In January of 1978 he returned to Stony Brook to see his friends, and drink wine, and recite poetry. One he read was dedicated to his daughter Amewsika, whose name means, The Human Being Is More Precious Than Gold.
Tomorrow my love
You will turn eleven
I had promised a party;
But worry not, I won’t be there.
Your mother will give you a party;
Tell me if she doesn’t.
Where am I? Well, very near you.
But there are iron bars on my door.
A man stands there with a gun.
He brings me food and water
Now and then
And I dream that soon
You and I and all of us
Will be free!
Kofi Awoonor lived and wrote and taught from Ghana, and served as a diplomat, for the rest of his life, which ended this week while traveling to Kenya for a literary festival, as a prominent voice of Africa, of humanity. Other men with guns appeared at the mall and slaughtered innocents.
I went to a bookshelf – I knew just where it was – and found his book, The Breast of the Earth: A Survey of the History, Culture and Literature of Africa South of the Sahara, which I had read as I prepared to write the two stories while he was imprisoned. At the reception in Stony Brook, he had inscribed the book for me, the only time we met.
I want to add that I am grateful to Ghana for giving him back his life, his voice. I have since come to meet Ghanaian soccer fans in Germany and Brooklyn and South Africa, the nicest people. They mingled with Americans at the World Cup in 2010, some carrying flags of both nations. I think of Ghana as Kofi Awoonor’s homeland, and grieve along with the nation.
The article from the Sahara Reporters:
“They may hate the cultural context they now find themselves teaching in, but they love their work. The Achilles’ heel of schoolteachers, one all too easily exploited by politicians, is that they love their students.”
(One of the best reads in the NYT these days is Margaret Renkl, in Nashville.
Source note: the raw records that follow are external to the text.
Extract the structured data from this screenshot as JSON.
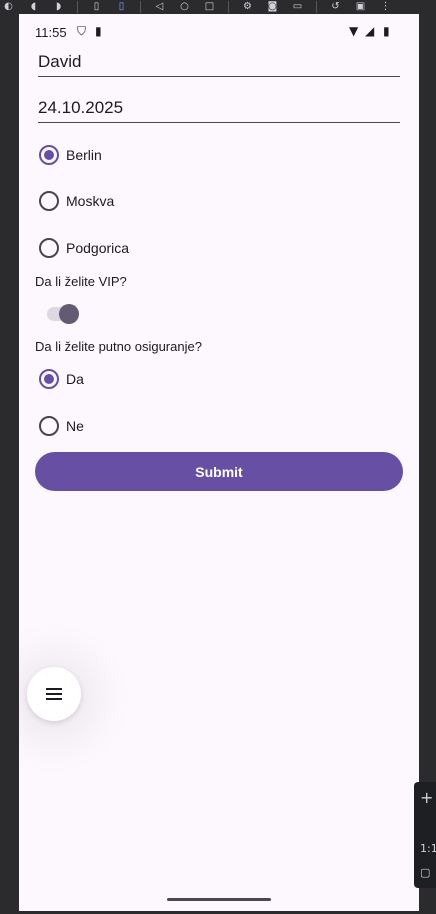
{
  "toolbar": {
    "icons": [
      "speaker-icon",
      "volume-up-icon",
      "volume-down-icon",
      "fold-icon",
      "fold-active-icon",
      "back-icon",
      "home-icon",
      "overview-icon",
      "rotate-settings-icon",
      "camera-icon",
      "video-icon",
      "undo-icon",
      "wifi-icon",
      "more-icon"
    ]
  },
  "status_bar": {
    "time": "11:55"
  },
  "form": {
    "name_value": "David",
    "date_value": "24.10.2025",
    "cities": [
      {
        "label": "Berlin",
        "selected": true
      },
      {
        "label": "Moskva",
        "selected": false
      },
      {
        "label": "Podgorica",
        "selected": false
      }
    ],
    "vip_question": "Da li želite VIP?",
    "vip_enabled": true,
    "insurance_question": "Da li želite putno osiguranje?",
    "insurance_options": [
      {
        "label": "Da",
        "selected": true
      },
      {
        "label": "Ne",
        "selected": false
      }
    ],
    "submit_label": "Submit"
  },
  "fab": {
    "icon": "menu-icon"
  },
  "zoom_panel": {
    "ratio_label": "1:1"
  },
  "colors": {
    "accent": "#6750a4",
    "background": "#fdf7fe",
    "frame": "#2b2b2e"
  }
}
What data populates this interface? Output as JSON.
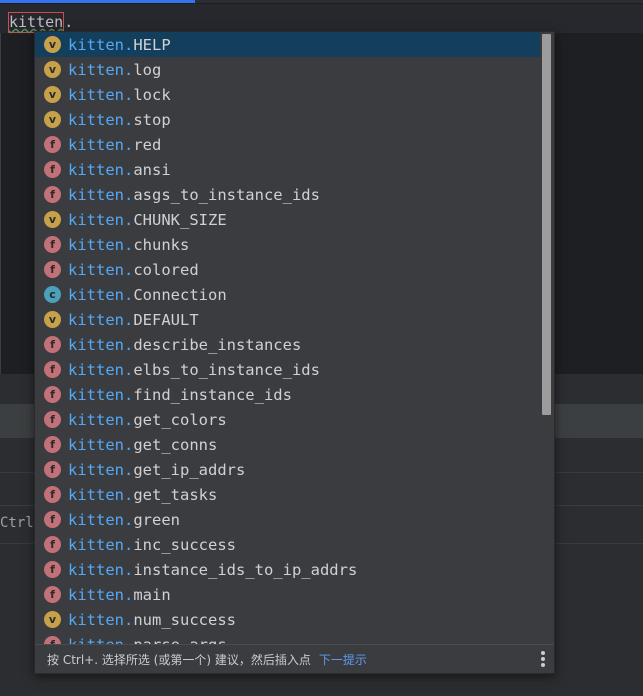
{
  "editor": {
    "typed_identifier": "kitten",
    "typed_suffix": "."
  },
  "panel": {
    "hint_fragment": "Ctrl"
  },
  "completion": {
    "module_prefix": "kitten.",
    "items": [
      {
        "kind": "v",
        "name": "HELP",
        "selected": true
      },
      {
        "kind": "v",
        "name": "log"
      },
      {
        "kind": "v",
        "name": "lock"
      },
      {
        "kind": "v",
        "name": "stop"
      },
      {
        "kind": "f",
        "name": "red"
      },
      {
        "kind": "f",
        "name": "ansi"
      },
      {
        "kind": "f",
        "name": "asgs_to_instance_ids"
      },
      {
        "kind": "v",
        "name": "CHUNK_SIZE"
      },
      {
        "kind": "f",
        "name": "chunks"
      },
      {
        "kind": "f",
        "name": "colored"
      },
      {
        "kind": "c",
        "name": "Connection"
      },
      {
        "kind": "v",
        "name": "DEFAULT"
      },
      {
        "kind": "f",
        "name": "describe_instances"
      },
      {
        "kind": "f",
        "name": "elbs_to_instance_ids"
      },
      {
        "kind": "f",
        "name": "find_instance_ids"
      },
      {
        "kind": "f",
        "name": "get_colors"
      },
      {
        "kind": "f",
        "name": "get_conns"
      },
      {
        "kind": "f",
        "name": "get_ip_addrs"
      },
      {
        "kind": "f",
        "name": "get_tasks"
      },
      {
        "kind": "f",
        "name": "green"
      },
      {
        "kind": "f",
        "name": "inc_success"
      },
      {
        "kind": "f",
        "name": "instance_ids_to_ip_addrs"
      },
      {
        "kind": "f",
        "name": "main"
      },
      {
        "kind": "v",
        "name": "num_success"
      },
      {
        "kind": "f",
        "name": "parse_args"
      }
    ],
    "footer": {
      "text": "按 Ctrl+. 选择所选 (或第一个) 建议，然后插入点",
      "link": "下一提示"
    }
  },
  "colors": {
    "accent": "#3574f0",
    "selection": "#133e5c",
    "prefix": "#56a8f5",
    "badge_v": "#c7a04a",
    "badge_f": "#c27178",
    "badge_c": "#4aa1b9"
  }
}
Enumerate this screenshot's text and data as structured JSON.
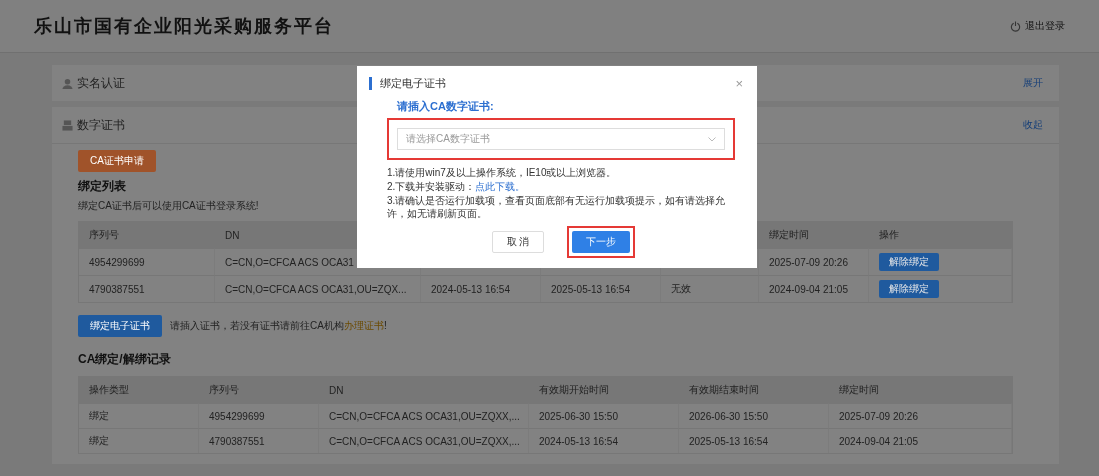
{
  "header": {
    "title": "乐山市国有企业阳光采购服务平台",
    "logout": "退出登录"
  },
  "sections": [
    {
      "title": "实名认证",
      "toggle": "展开",
      "expanded": false
    },
    {
      "title": "数字证书",
      "toggle": "收起",
      "expanded": true
    }
  ],
  "apply_button": "CA证书申请",
  "bound_list": {
    "title": "绑定列表",
    "subtitle": "绑定CA证书后可以使用CA证书登录系统!",
    "columns": {
      "serial": "序列号",
      "dn": "DN",
      "bind_time": "绑定时间",
      "action": "操作"
    },
    "rows": [
      {
        "serial": "4954299699",
        "dn": "C=CN,O=CFCA ACS OCA31",
        "bind_time": "2025-07-09 20:26",
        "action": "解除绑定"
      },
      {
        "serial": "4790387551",
        "dn": "C=CN,O=CFCA ACS OCA31,OU=ZQX...",
        "column_3": "2024-05-13 16:54",
        "column_4": "2025-05-13 16:54",
        "column_5": "无效",
        "bind_time": "2024-09-04 21:05",
        "action": "解除绑定"
      }
    ]
  },
  "bind_button": "绑定电子证书",
  "bind_note": "请插入证书，若没有证书请前往CA机构",
  "bind_note_link": "办理证书",
  "bind_note_end": "!",
  "records": {
    "title": "CA绑定/解绑记录",
    "columns": [
      "操作类型",
      "序列号",
      "DN",
      "有效期开始时间",
      "有效期结束时间",
      "绑定时间"
    ],
    "rows": [
      [
        "绑定",
        "4954299699",
        "C=CN,O=CFCA ACS OCA31,OU=ZQXX,...",
        "2025-06-30 15:50",
        "2026-06-30 15:50",
        "2025-07-09 20:26"
      ],
      [
        "绑定",
        "4790387551",
        "C=CN,O=CFCA ACS OCA31,OU=ZQXX,...",
        "2024-05-13 16:54",
        "2025-05-13 16:54",
        "2024-09-04 21:05"
      ]
    ]
  },
  "modal": {
    "title": "绑定电子证书",
    "close": "×",
    "label": "请插入CA数字证书:",
    "select": {
      "placeholder": "请选择CA数字证书",
      "highlighted": true
    },
    "notes": [
      {
        "text": "1.请使用win7及以上操作系统，IE10或以上浏览器。"
      },
      {
        "text": "2.下载并安装驱动：",
        "link": "点此下载。"
      },
      {
        "text": "3.请确认是否运行加载项，查看页面底部有无运行加载项提示，如有请选择允许，如无请刷新页面。"
      }
    ],
    "cancel": {
      "label": "取 消",
      "highlighted": false
    },
    "next": {
      "label": "下一步",
      "highlighted": true
    }
  }
}
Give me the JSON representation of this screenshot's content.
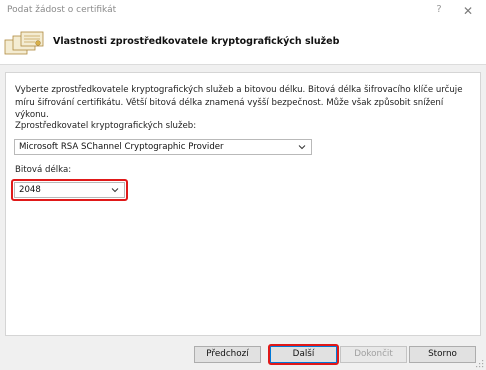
{
  "window": {
    "title": "Podat žádost o certifikát",
    "help_glyph": "?",
    "close_glyph": "✕"
  },
  "header": {
    "title": "Vlastnosti zprostředkovatele kryptografických služeb"
  },
  "content": {
    "description": "Vyberte zprostředkovatele kryptografických služeb a bitovou délku. Bitová délka šifrovacího klíče určuje míru šifrování certifikátu. Větší bitová délka znamená vyšší bezpečnost. Může však způsobit snížení výkonu.",
    "provider_label": "Zprostředkovatel kryptografických služeb:",
    "provider_value": "Microsoft RSA SChannel Cryptographic Provider",
    "bitlength_label": "Bitová délka:",
    "bitlength_value": "2048"
  },
  "footer": {
    "back_label": "Předchozí",
    "next_label": "Další",
    "finish_label": "Dokončit",
    "cancel_label": "Storno"
  },
  "colors": {
    "highlight": "#e01919",
    "default_button_border": "#0078d7"
  },
  "icons": {
    "header": "certificate-stack-icon",
    "dropdown": "chevron-down-icon"
  }
}
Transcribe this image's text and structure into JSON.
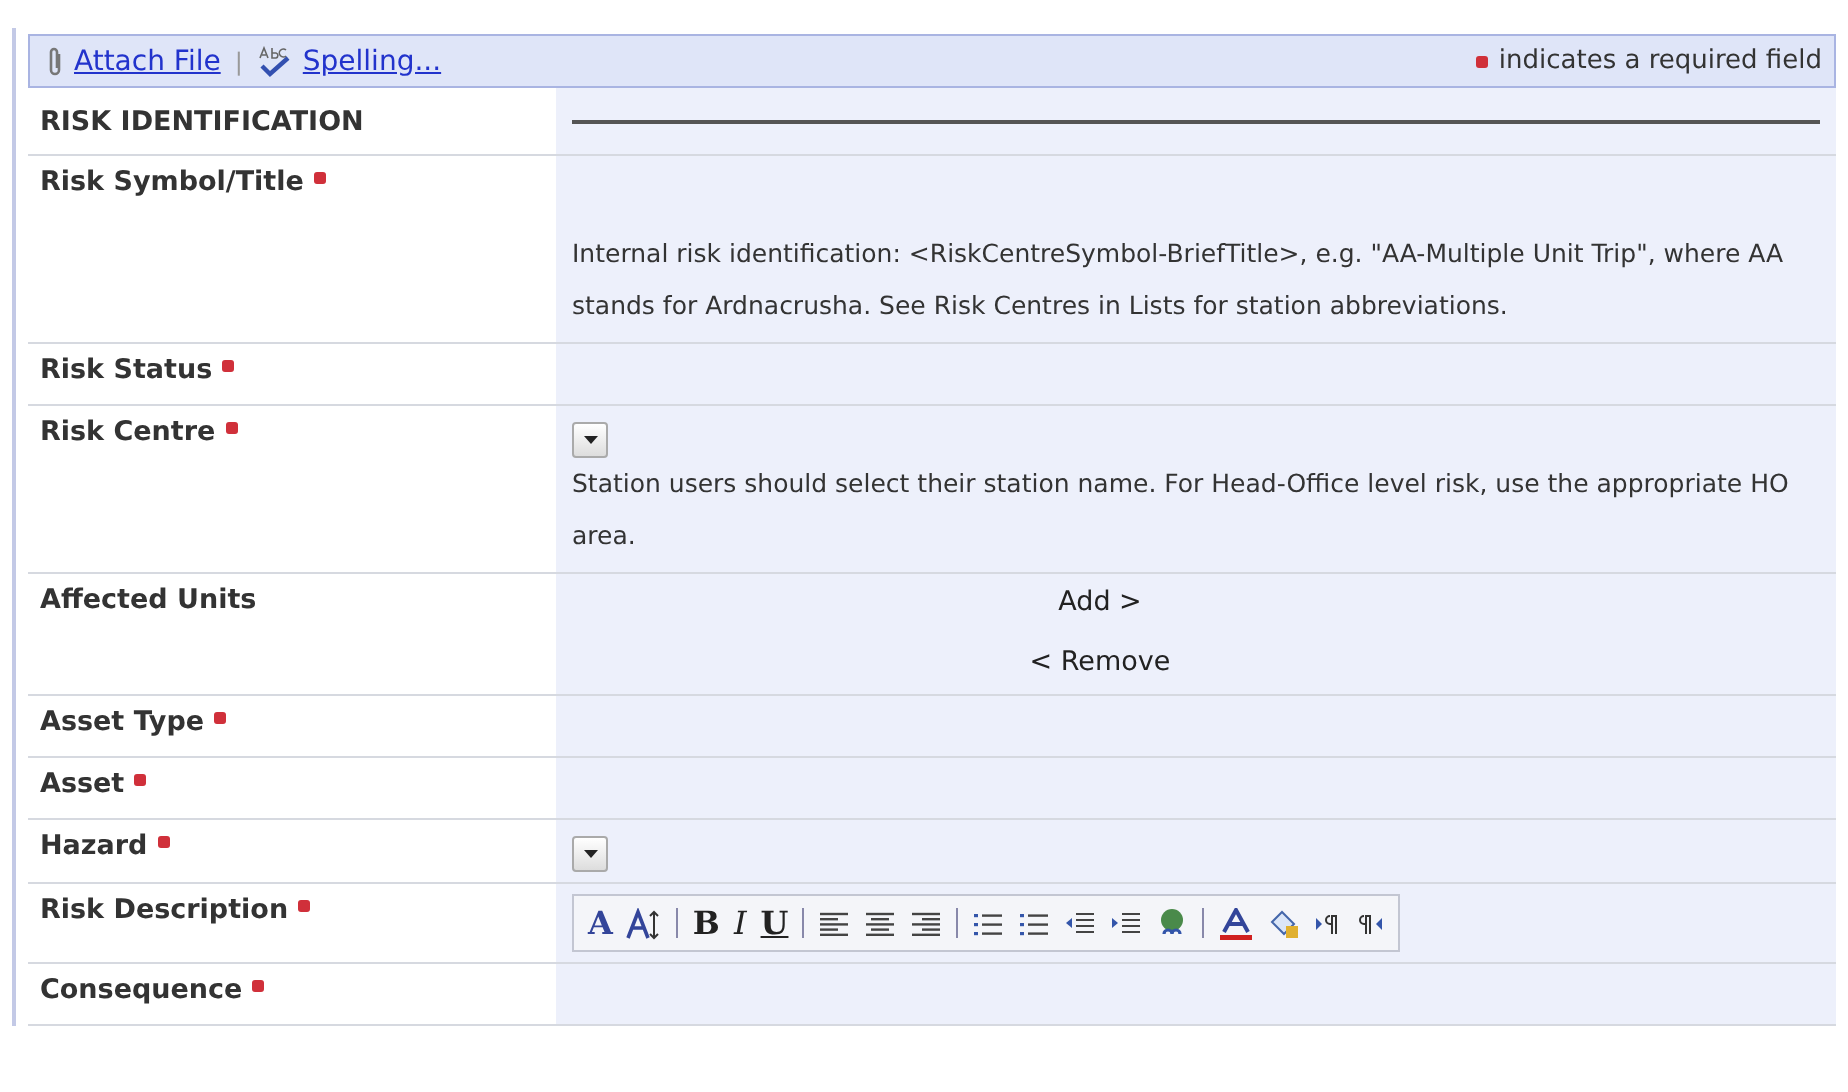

In her latest post, Renkl describes the dedicated core of “born teachers” – the majority, she submits.)
(From Madeleine Albright in one of her final interviews in February):
“Putin is small and pale,” I wrote, “so cold as to be almost reptilian.” He claimed to understand why the Berlin Wall had to fall but had not expected the whole Soviet Union to collapse. “Putin is embarrassed by what happened to his country and determined to restore its greatness.” – Former Secretary of State Madeleine Albright, recalling her first meeting with the relatively unknown Vladimir Putin in 2000. – The New York Times, Feb. 23, 2022.